Of all the top 30 U.S. universities, twenty-seven are planning to raise tuition for the next academic year.
According to an analysis titled “Campus Reform” by U.S. News, Vanderbilt University shows the biggest spike in tuition. Its tuition for the 2019-2020 academic year was $52,070, and by the 2022-2023 academic year, this Tennessee-based university’s tuition has risen by 11.64% to $58,130, an increase of more than $6,000!
Harvard and Duke are the only two universities that have lowered their tuitions for the coming academic year;
The University of Michigan chose to charge the same tuition as last year;
The University of Virginia chose to lower in-state tuition and raised out-of-state tuition.
Campus Reform tracks tuition and fee rates for the past four academic years, including both in-state and out-of-state tuitions at public universities, and presents the chart below:
Top 30 US University Tuition Increase in the Past 4 Years
Last month, Campus Reform reported that Boston University's tuition had risen by 4.25%, the biggest growth the institution has seen in 14 years. But that increase is still lower than the 6.96% increase reported at the University of Southern California, 4.47% at Emory University, and 4.39% at Brown University among the other Top 30 schools in the United States.
College tuition has continued to rise over the past two decades. US News reported in 2021 that since 2002, average tuition and fees at private schools have risen by 144%; out-of-state tuition and fees at public universities have risen by 171%, and in-state tuition and fees have risen by 211%.
According to an email to all staff from the President of Boston University, Robert A. Brown, inflation is the biggest challenge posed to higher education today, among many others.
“My biggest concern so far is the impact of inflation on staff, our students and the University. We increased our undergraduate tuition by 4.25% for the next academic year, the largest increase in 14 years, compared to last year’s increase 3.0%," wrote Robert Brown.
Meanwhile, how much has college graduate income grew?
According to the annual survey conducted by the National Association of Colleges and Employers, the average starting salary has risen by $6,909 since the class of 2010 entered the workforce.
Class of 2015: $50,219
Class of 2020: $55,260
The class of 2022 is expected to earn between $50,681 and $75,900 on average, depending on the student's major.
Although starting wages rose by 14% between 2010 and 2020, the cost of commodities and necessities has also rose sharply within last year alone.

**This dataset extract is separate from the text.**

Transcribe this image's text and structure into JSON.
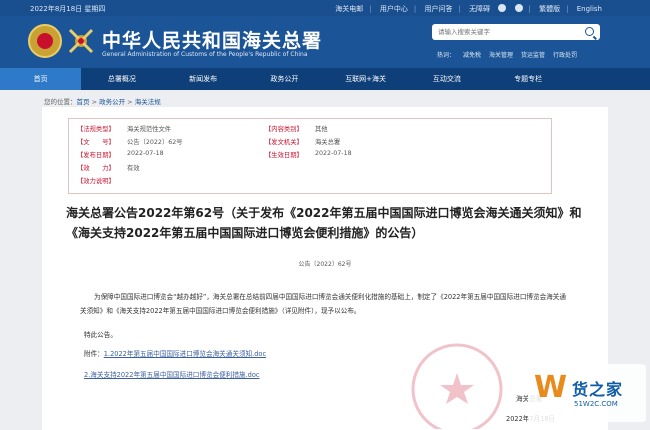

According to reports from the US Bureau of Labor Statistics this May, the inflation rate for the past 12 months is 8.3%, the highest level ever since April 1981.
The increase in starting salaries hasn’t been able to keep up with the current inflation rate, and students and their families must face the reality of financial inflation. In a time like now, attending and paying for college can be a serious investment decision to make, and factors like the difference between public and private university tuitions, choice of major, and long term job prospects can become further complications. At Enlighteens, we understand that decisions in the mentioned aspects vary for every individual student and family, and we are dedicated to providing our consultation for students and their families with the bigger picture in mind.